Humphries said his goal was to finish high school on time with his classmates. He said the hardest part was working solo on assignments without the benefit of a teacher or other students to bounce ideas off of.
“Taking Spanish was really tough,” he said.
As for the future, Humphries will now prepare himself for the SAT. In the fall of 2014, he hopes to attend N.C. State University and major in prosthetic engineering. It’s an interest Humphries developed last summer after the community helped raised money to purchase a state-of-the art prosthetic device. On graduation day, he wore his computer-controlled Genium leg.
“I do plan on going to college, but I want to make sure my scans are all clear,” Humphries said, explaining his decision to wait a year before heading off to college. “I am also trying to get more active and back into shape.”
His mother said it has been a hard road for her son.
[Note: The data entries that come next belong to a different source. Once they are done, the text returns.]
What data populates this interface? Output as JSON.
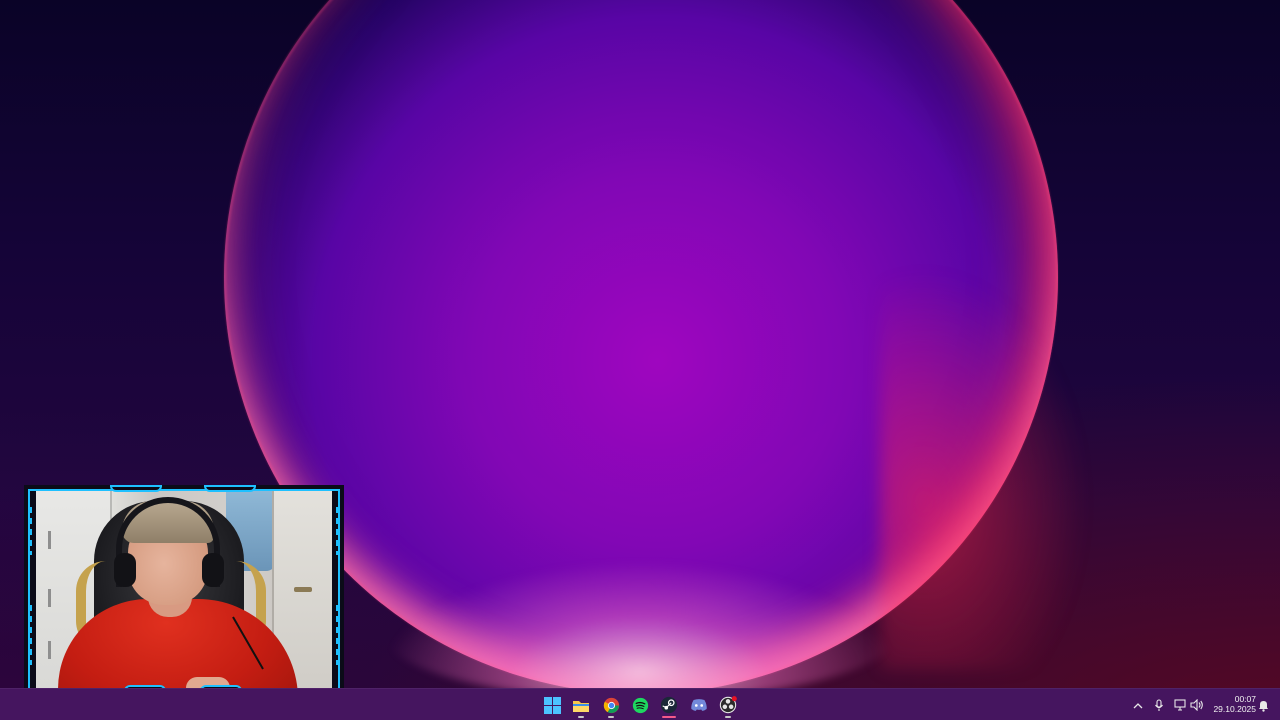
{
  "desktop": {
    "wallpaper": "purple-orb-wallpaper",
    "colors": {
      "taskbar": "#45155f",
      "frame_accent": "#1ec0ff",
      "active_indicator": "#f4598a"
    }
  },
  "webcam_overlay": {
    "description_icon": "webcam-feed"
  },
  "taskbar": {
    "apps": [
      {
        "name": "start",
        "icon": "windows-icon"
      },
      {
        "name": "file-explorer",
        "icon": "folder-icon"
      },
      {
        "name": "chrome",
        "icon": "chrome-icon"
      },
      {
        "name": "spotify",
        "icon": "spotify-icon"
      },
      {
        "name": "steam",
        "icon": "steam-icon",
        "active": true
      },
      {
        "name": "discord",
        "icon": "discord-icon"
      },
      {
        "name": "obs",
        "icon": "obs-icon"
      }
    ],
    "tray": {
      "icons": [
        "chevron-up-icon",
        "microphone-icon",
        "network-icon",
        "volume-icon",
        "notification-icon"
      ]
    },
    "clock": {
      "time": "00:07",
      "date": "29.10.2025"
    }
  }
}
In addition to chemotherapy and getting used to an artificial leg, Humphries has o endured several surgeries to remove shrunken tumors from both lungs. His most-recent scans show he is cancer-free.
“He’s had a good number of disappointments in the last couple of years, but he’s been pretty amazing,” Susan Humphries said. “I think this has made Charles realize that sometimes things happen that we don’t expect. You have to take what you’ve been given and do your best to overcome.”
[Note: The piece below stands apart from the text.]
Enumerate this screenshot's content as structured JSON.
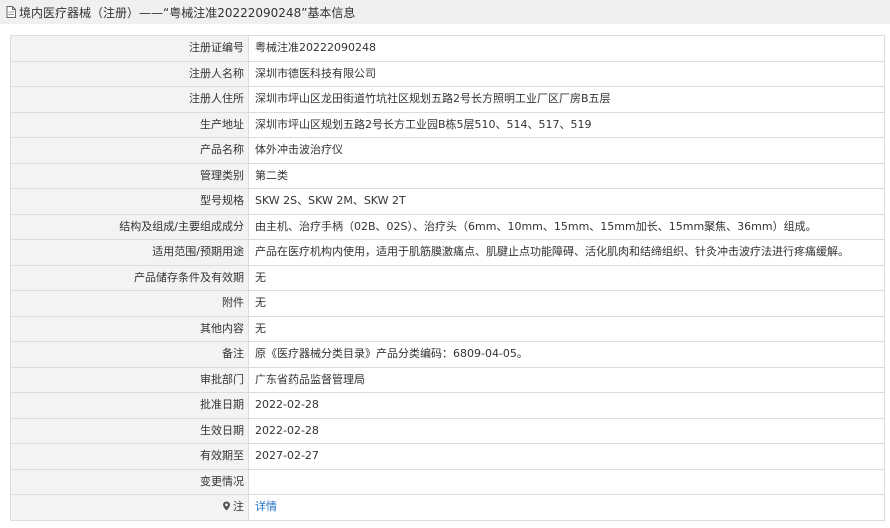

The Humphries family planned to have a large presence at graduation. Grandparents, aunts, uncles, siblings and friends all planned to be on hand to applaud his accomplishment.
“I definitely feel a sense of accomplishment, especially with all that I’ve been through,” Humphries said. “I feel like I’ve done something big and want to be role model to others so they can be the best that they can be too.”